The internally threaded end portion 63 of box end coupler 61 is then threadedly secured to the externally threaded end 65 of rod 13 opposite end 15 in an identical manner to that previously described.
As shown in FIG. 2, a sucker rod chain is formed by inserting an externally threaded pin end 97 (shown in dotted lines) of one rod 11 directly into the internally threaded box end 69 of a successive adjacent rod. The upper surface 93 of cylindrical shoulder 37 of pin end 23 is received on outer end 75 of box end 69.
The method of refurbishing the threaded end portions of used sucker rods involves first cutting off the threaded end portions of the used rods. The rod ends are then rethreaded and pin end and box end couplers are threadedly secured thereto in the manner previously described.
The improved sucker rod has significant advantages. Successive sucker rods are connected in a string by inserting a pin end of one rod directly into the box end formed in an adjacent rod. The elimination of a cylindrical coupling between adjacent rods adds strength to the string and reduces the possibility of premature failure. The improved design of the pin end and box end couplers produces a stronger sucker rod string which has a greatly improved service life. The method of refurbishing sucker rods solves the problem of discarding used rods with damaged ends. By reusing the old rods, a significant cost savings can be realized.
While the invention has been shown in only one of its forms, it should be apparent to those skilled in the art that it is not thus limited but is susceptible to various changes and modifications without departing from the spirit thereof.
|Cited Patent||Filing date||Publication date||Applicant||Title|
|US2059175 *||Sep 8, 1933||Oct 27, 1936||Texas Co||Releasable coupling|
|US3489445 *||Oct 18, 1967||Jan 13, 1970||Archer W Kammerer Jr||Threaded sucker rod joint|
|US4003669 *||Jan 27, 1975||Jan 18, 1977||Fenske Edward F||Anti-corrosive insert for sucker rod couplings|
|AU127196A *||Title not available|
|Citing Patent||Filing date||Publication date||Applicant||Title|

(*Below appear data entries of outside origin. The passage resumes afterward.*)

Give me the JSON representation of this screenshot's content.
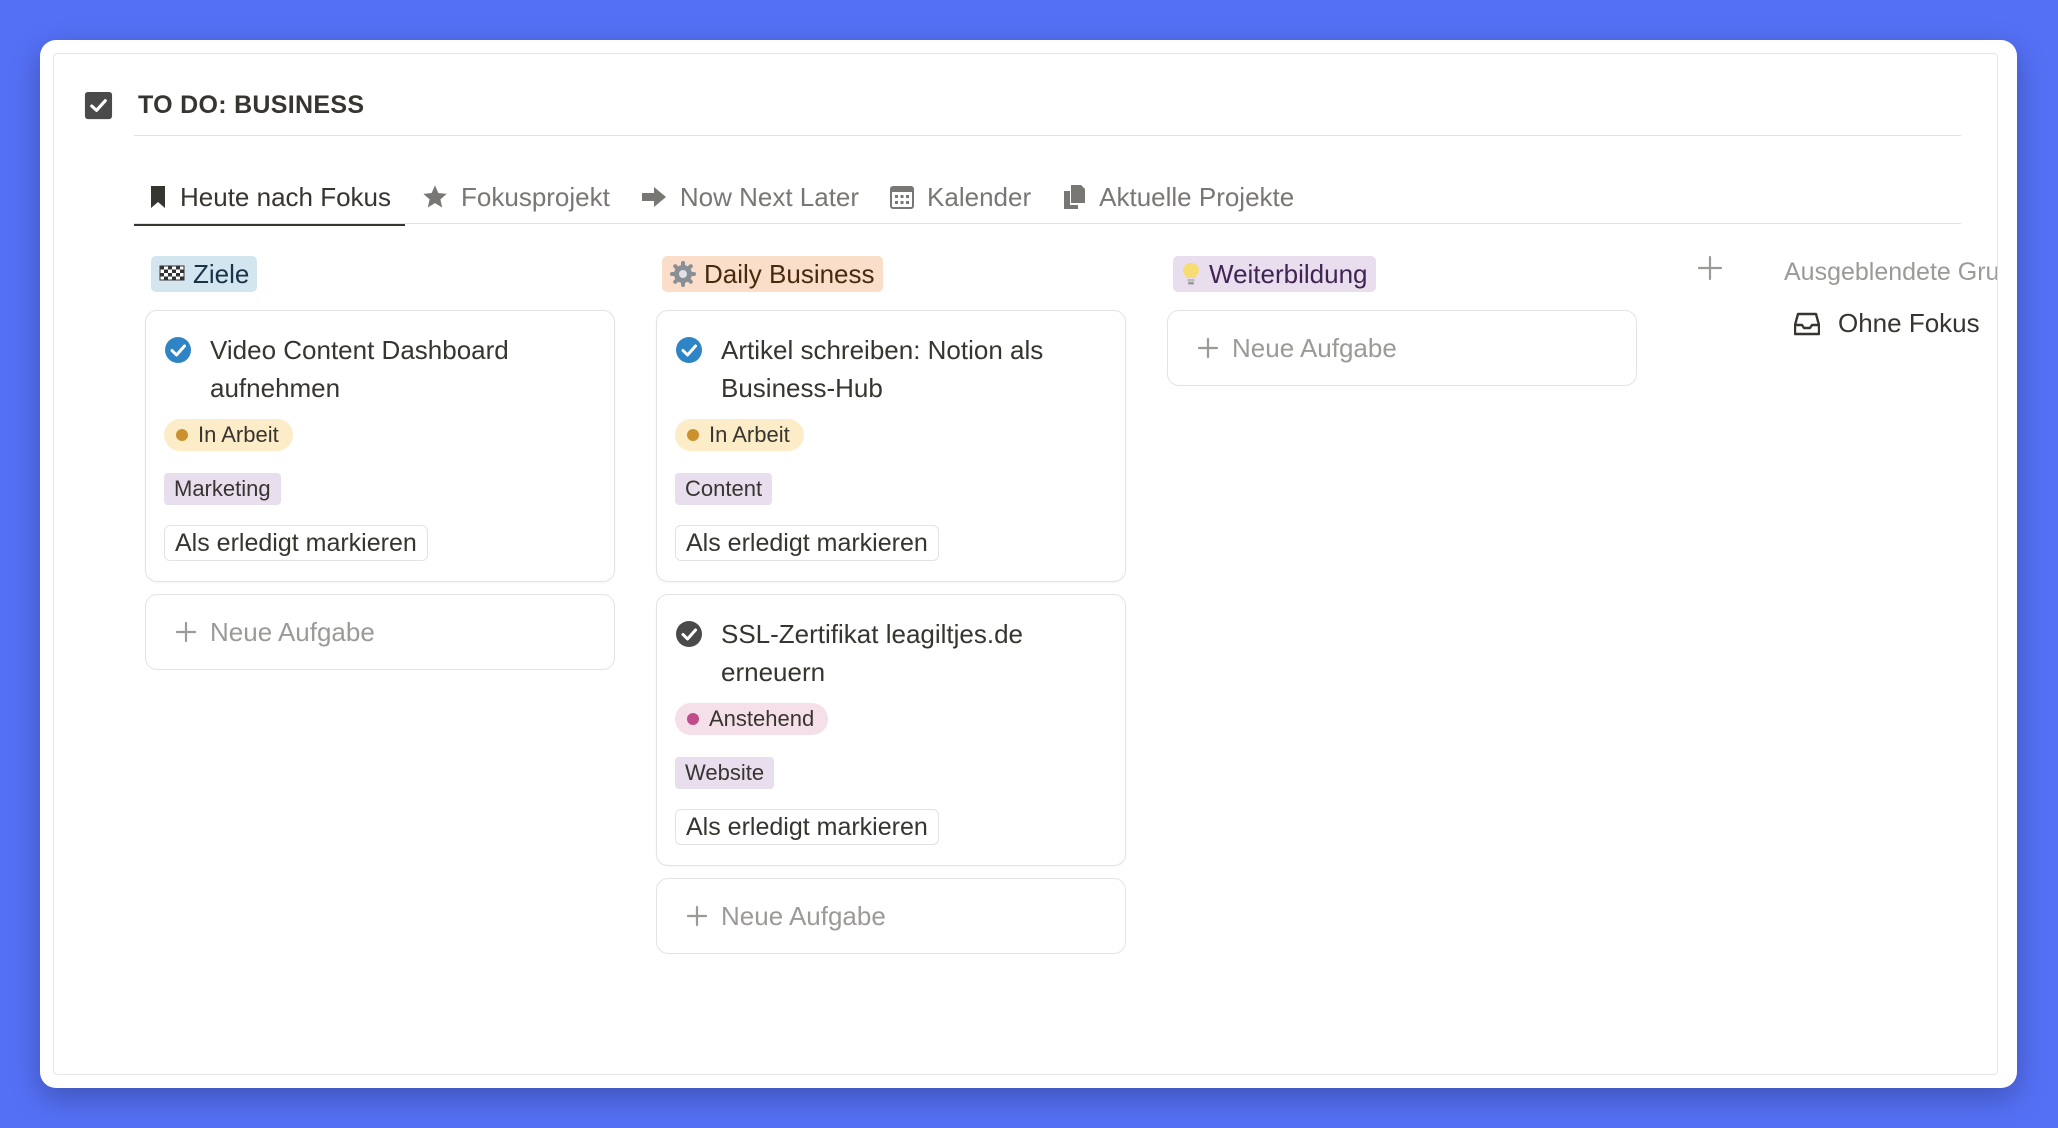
{
  "database": {
    "title": "TO DO: BUSINESS",
    "icon": "checkbox-icon"
  },
  "tabs": [
    {
      "label": "Heute nach Fokus",
      "icon": "bookmark-icon",
      "active": true
    },
    {
      "label": "Fokusprojekt",
      "icon": "star-icon",
      "active": false
    },
    {
      "label": "Now Next Later",
      "icon": "arrow-right-icon",
      "active": false
    },
    {
      "label": "Kalender",
      "icon": "calendar-icon",
      "active": false
    },
    {
      "label": "Aktuelle Projekte",
      "icon": "documents-icon",
      "active": false
    }
  ],
  "colors": {
    "background": "#5470f5",
    "ziele_label_bg": "#d3e5ef",
    "daily_label_bg": "#fadec9",
    "weiter_label_bg": "#e8deee",
    "in_arbeit_bg": "#fdecc8",
    "in_arbeit_dot": "#cb912f",
    "anstehend_bg": "#f5e0e9",
    "anstehend_dot": "#c14c8a",
    "check_blue": "#2f84c5"
  },
  "groups": [
    {
      "label": "Ziele",
      "emoji": "checkered-flag-icon",
      "cards": [
        {
          "title": "Video Content Dashboard aufnehmen",
          "status": "In Arbeit",
          "tag": "Marketing",
          "button": "Als erledigt markieren",
          "check": "blue-check-icon"
        }
      ],
      "new_label": "Neue Aufgabe"
    },
    {
      "label": "Daily Business",
      "emoji": "gear-icon",
      "cards": [
        {
          "title": "Artikel schreiben: Notion als Business-Hub",
          "status": "In Arbeit",
          "tag": "Content",
          "button": "Als erledigt markieren",
          "check": "blue-check-icon"
        },
        {
          "title": "SSL-Zertifikat leagiltjes.de erneuern",
          "status": "Anstehend",
          "tag": "Website",
          "button": "Als erledigt markieren",
          "check": "dark-check-icon"
        }
      ],
      "new_label": "Neue Aufgabe"
    },
    {
      "label": "Weiterbildung",
      "emoji": "lightbulb-icon",
      "cards": [],
      "new_label": "Neue Aufgabe"
    }
  ],
  "hidden_groups": {
    "label": "Ausgeblendete Gruppen",
    "item": "Ohne Fokus"
  }
}
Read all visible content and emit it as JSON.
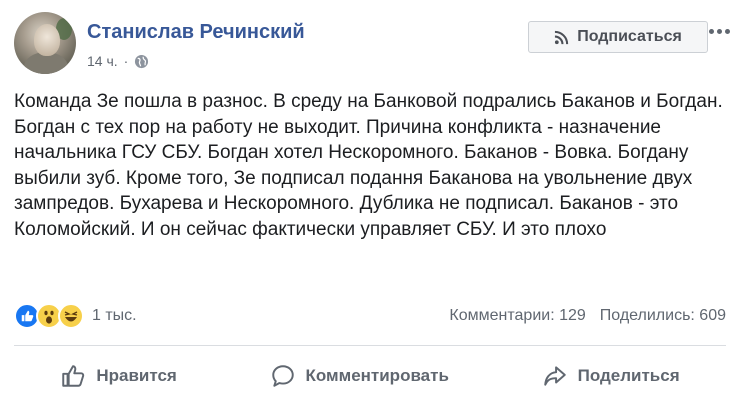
{
  "post": {
    "author": "Станислав Речинский",
    "time": "14 ч.",
    "audience_icon": "globe-icon",
    "follow_label": "Подписаться",
    "follow_icon": "rss-icon",
    "more_icon": "more-dots-icon",
    "text": "Команда Зе пошла в разнос. В среду на Банковой подрались Баканов и Богдан. Богдан с тех пор на работу не выходит. Причина конфликта - назначение начальника ГСУ СБУ. Богдан хотел Нескоромного. Баканов - Вовка. Богдану выбили зуб. Кроме того, Зе подписал подання Баканова на увольнение двух зампредов. Бухарева и Нескоромного. Дублика не подписал. Баканов - это Коломойский. И он сейчас фактически управляет СБУ. И это плохо"
  },
  "stats": {
    "reactions": [
      "like",
      "wow",
      "haha"
    ],
    "reaction_count": "1 тыс.",
    "comments": "Комментарии: 129",
    "shares": "Поделились: 609"
  },
  "actions": {
    "like": "Нравится",
    "comment": "Комментировать",
    "share": "Поделиться"
  },
  "colors": {
    "author": "#385898",
    "like_blue": "#1877f2",
    "secondary_text": "#606770",
    "divider": "#dadde1"
  }
}
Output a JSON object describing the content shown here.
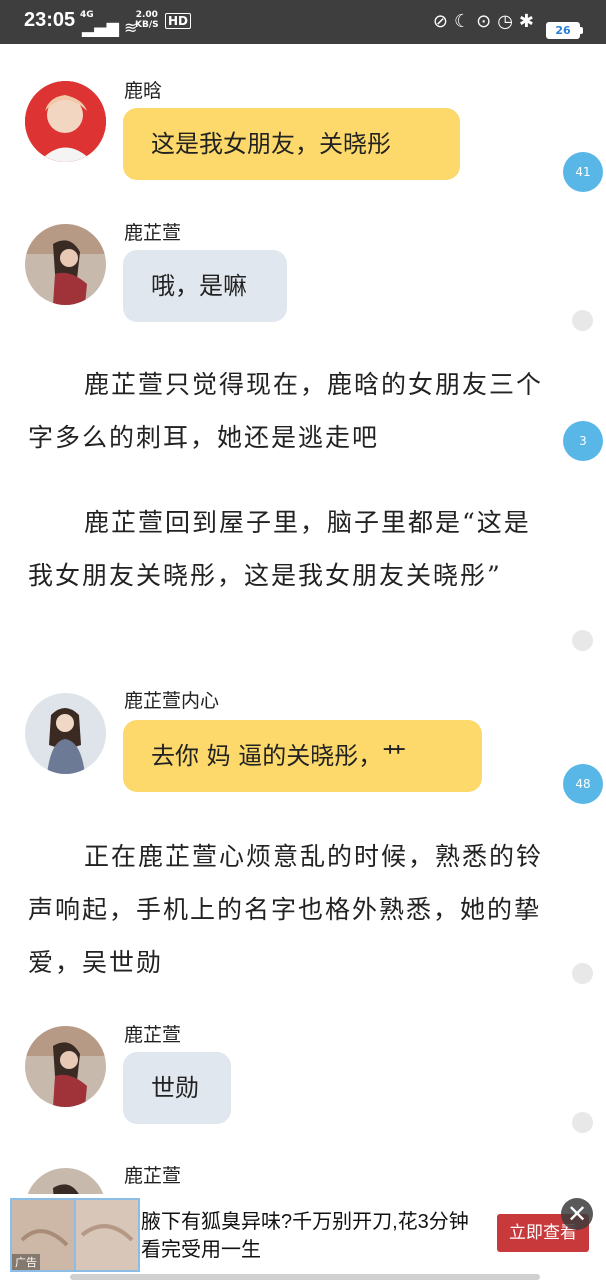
{
  "status_bar": {
    "time": "23:05",
    "network": "4G",
    "speed_value": "2.00",
    "speed_unit": "KB/S",
    "hd": "HD",
    "battery": "26"
  },
  "messages": [
    {
      "name": "鹿晗",
      "text": "这是我女朋友，关晓彤",
      "count": "41"
    },
    {
      "name": "鹿芷萱",
      "text": "哦，是嘛"
    },
    {
      "name": "鹿芷萱内心",
      "text": "去你 妈 逼的关晓彤，艹",
      "count": "48"
    },
    {
      "name": "鹿芷萱",
      "text": "世勋"
    },
    {
      "name": "鹿芷萱"
    }
  ],
  "paragraphs": [
    {
      "text": "鹿芷萱只觉得现在，鹿晗的女朋友三个字多么的刺耳，她还是逃走吧",
      "count": "3"
    },
    {
      "text": "鹿芷萱回到屋子里，脑子里都是“这是我女朋友关晓彤，这是我女朋友关晓彤”"
    },
    {
      "text": "正在鹿芷萱心烦意乱的时候，熟悉的铃声响起，手机上的名字也格外熟悉，她的挚爱，吴世勋"
    }
  ],
  "ad": {
    "label": "广告",
    "text": "腋下有狐臭异味?千万别开刀,花3分钟看完受用一生",
    "button": "立即查看"
  },
  "colors": {
    "yellow_bubble": "#fcd96a",
    "gray_bubble": "#e1e7ee",
    "count_badge": "#59b7e8",
    "ad_button": "#c8393b"
  }
}
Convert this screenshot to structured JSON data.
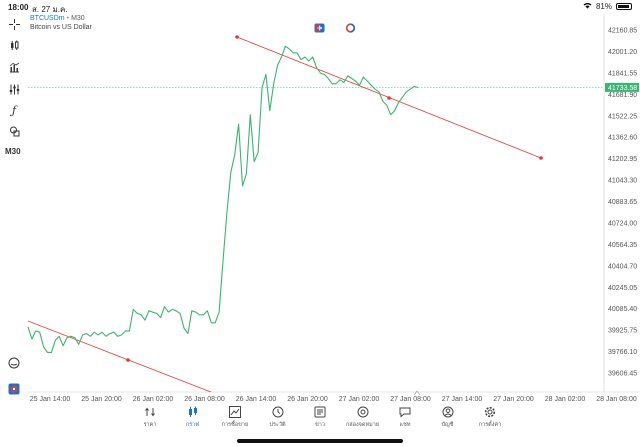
{
  "status": {
    "time": "18:00",
    "date": "ส. 27 ม.ค.",
    "battery": "81%",
    "battery_level": 0.81
  },
  "symbol": {
    "ticker": "BTCUSDm",
    "timeframe": "M30",
    "description": "Bitcoin vs US Dollar"
  },
  "toolbar": {
    "timeframe_label": "M30",
    "icons": [
      "crosshair-icon",
      "chart-type-icon",
      "indicators-icon",
      "settings-sliders-icon",
      "function-icon",
      "shapes-icon",
      "magnet-icon",
      "bell-icon"
    ]
  },
  "colors": {
    "price_line": "#3cb371",
    "trend_line": "#e53935",
    "accent": "#1a73c7",
    "current_price_bg": "#3cb371"
  },
  "chart_data": {
    "type": "line",
    "price_axis": [
      "42160.85",
      "42001.20",
      "41841.55",
      "41681.90",
      "41522.25",
      "41362.60",
      "41202.95",
      "41043.30",
      "40883.65",
      "40724.00",
      "40564.35",
      "40404.70",
      "40245.05",
      "40085.40",
      "39925.75",
      "39766.10",
      "39606.45"
    ],
    "time_axis": [
      "25 Jan 14:00",
      "25 Jan 20:00",
      "26 Jan 02:00",
      "26 Jan 08:00",
      "26 Jan 14:00",
      "26 Jan 20:00",
      "27 Jan 02:00",
      "27 Jan 08:00",
      "27 Jan 14:00",
      "27 Jan 20:00",
      "28 Jan 02:00",
      "28 Jan 08:00"
    ],
    "current_price": "41733.58",
    "ylim": [
      39606.45,
      42160.85
    ],
    "series": [
      {
        "values": [
          39950,
          39860,
          39920,
          39910,
          39800,
          39760,
          39760,
          39850,
          39880,
          39810,
          39870,
          39880,
          39870,
          39820,
          39890,
          39900,
          39880,
          39910,
          39890,
          39910,
          39880,
          39900,
          39910,
          39880,
          39890,
          39920,
          39920,
          40080,
          40050,
          40040,
          40000,
          40070,
          40060,
          40050,
          40020,
          40100,
          40060,
          40080,
          40070,
          40050,
          39940,
          39900,
          40070,
          40060,
          40040,
          40040,
          40070,
          39980,
          39980,
          40060,
          40440,
          40800,
          41100,
          41230,
          41460,
          41000,
          41090,
          41530,
          41180,
          41250,
          41730,
          41830,
          41560,
          41760,
          41900,
          41960,
          42040,
          42020,
          41990,
          41990,
          41940,
          41960,
          41930,
          41960,
          41880,
          41840,
          41830,
          41800,
          41760,
          41760,
          41790,
          41770,
          41820,
          41800,
          41780,
          41750,
          41810,
          41780,
          41750,
          41720,
          41700,
          41630,
          41600,
          41530,
          41560,
          41620,
          41660,
          41700,
          41720,
          41740,
          41733.58
        ]
      }
    ],
    "trend_lines": [
      {
        "points": [
          [
            0,
            40000
          ],
          [
            56,
            39570
          ]
        ]
      },
      {
        "points": [
          [
            62,
            42070
          ],
          [
            100,
            41200
          ]
        ]
      }
    ]
  },
  "nav": [
    {
      "label": "ราคา",
      "icon": "quotes-icon",
      "active": false
    },
    {
      "label": "กราฟ",
      "icon": "candles-icon",
      "active": true
    },
    {
      "label": "การซื้อขาย",
      "icon": "trade-chart-icon",
      "active": false
    },
    {
      "label": "ประวัติ",
      "icon": "history-icon",
      "active": false
    },
    {
      "label": "ข่าว",
      "icon": "news-icon",
      "active": false
    },
    {
      "label": "กล่องจดหมาย",
      "icon": "mail-icon",
      "active": false
    },
    {
      "label": "แชท",
      "icon": "chat-icon",
      "active": false
    },
    {
      "label": "บัญชี",
      "icon": "account-icon",
      "active": false
    },
    {
      "label": "การตั้งค่า",
      "icon": "gear-icon",
      "active": false
    }
  ]
}
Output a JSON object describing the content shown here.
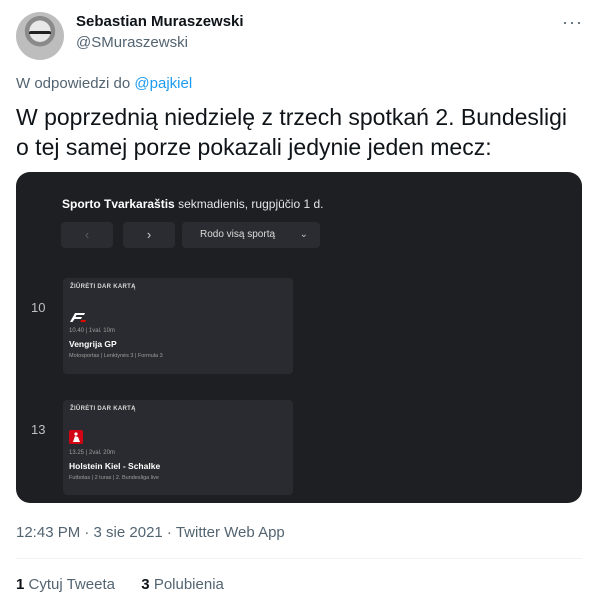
{
  "author": {
    "name": "Sebastian Muraszewski",
    "handle": "@SMuraszewski"
  },
  "reply": {
    "prefix": "W odpowiedzi do",
    "mention": "@pajkiel"
  },
  "tweet_text": "W poprzednią niedzielę z trzech spotkań 2. Bundesligi o tej samej porze pokazali jedynie jeden mecz:",
  "screenshot": {
    "header_brand": "Sporto Tvarkaraštis",
    "header_date": "sekmadienis, rugpjūčio 1 d.",
    "prev_label": "‹",
    "next_label": "›",
    "sport_select": "Rodo visą sportą",
    "hours": [
      "10",
      "13"
    ],
    "cards": [
      {
        "tag": "ŽIŪRĖTI DAR KARTĄ",
        "logo": "formula-3-logo",
        "time": "10.40 | 1val. 10m",
        "title": "Vengrija GP",
        "meta": "Motosportas | Lenktynės 3 | Formula 3"
      },
      {
        "tag": "ŽIŪRĖTI DAR KARTĄ",
        "logo": "bundesliga-2-logo",
        "time": "13.25 | 2val. 20m",
        "title": "Holstein Kiel - Schalke",
        "meta": "Futbolas | 2 turas | 2. Bundesliga live"
      }
    ]
  },
  "footer": {
    "timestamp": "12:43 PM · 3 sie 2021 · Twitter Web App"
  },
  "stats": {
    "quotes_count": "1",
    "quotes_label": "Cytuj Tweeta",
    "likes_count": "3",
    "likes_label": "Polubienia"
  },
  "icons": {
    "more": "more-icon"
  }
}
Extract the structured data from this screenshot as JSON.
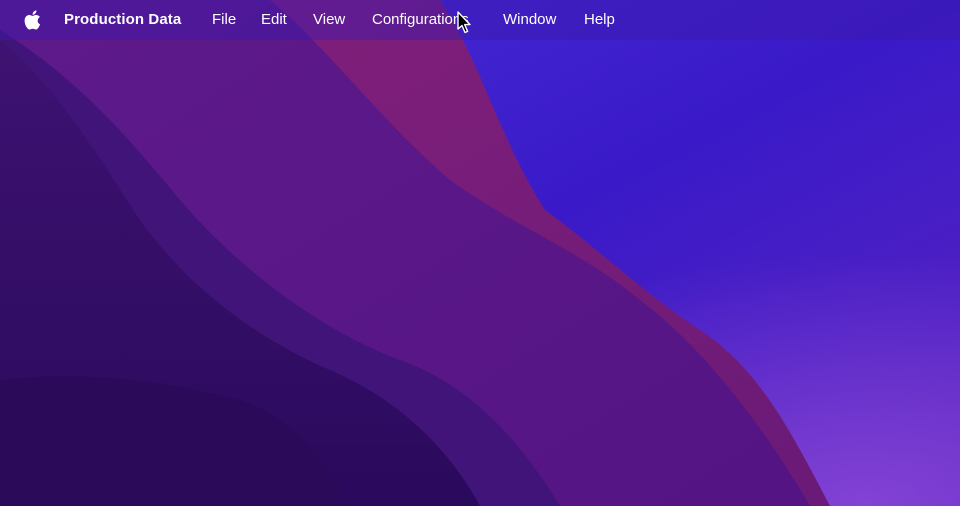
{
  "menubar": {
    "apple_icon": "apple-logo-icon",
    "app_name": "Production Data",
    "items": [
      {
        "label": "File"
      },
      {
        "label": "Edit"
      },
      {
        "label": "View"
      },
      {
        "label": "Configurations"
      },
      {
        "label": "Window"
      },
      {
        "label": "Help"
      }
    ]
  },
  "colors": {
    "menubar_bg": "#3c18aa",
    "wallpaper_blue": "#3a1fc8",
    "wallpaper_purple": "#5a1490",
    "wallpaper_magenta": "#7a2070",
    "wallpaper_dark": "#2c0c62"
  },
  "cursor": {
    "icon": "arrow-pointer-icon"
  }
}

|US5358285 *||Jan 13, 1994||Oct 25, 1994||Prideco, Inc.||Stress relief groove for drill pipe|
|US9624736 *||Mar 4, 2016||Apr 18, 2017||Tenaris Connections B.V.||Sucker rod end|
|US20060196657 *||Feb 28, 2006||Sep 7, 2006||Spiral Lift Tools Ltd.||Apparatus for connecting sucker rods|
|U.S. Classification||29/402.11, 403/343, 29/402.17|
|International Classification||F16B7/18, F04B53/14, E21B17/042|
|Cooperative Classification||Y10T29/49744, E21B17/0426, F04B53/144, Y10T403/68, F16B7/182, Y10T29/49734|
|European Classification||F04B53/14R, E21B17/042P, F16B7/18B|
|Sep 15, 1987||REMI||Maintenance fee reminder mailed|
|Feb 14, 1988||LAPS||Lapse for failure to pay maintenance fees|
|May 3, 1988||FP||Expired due to failure to pay maintenance fee|
Effective date: 19880214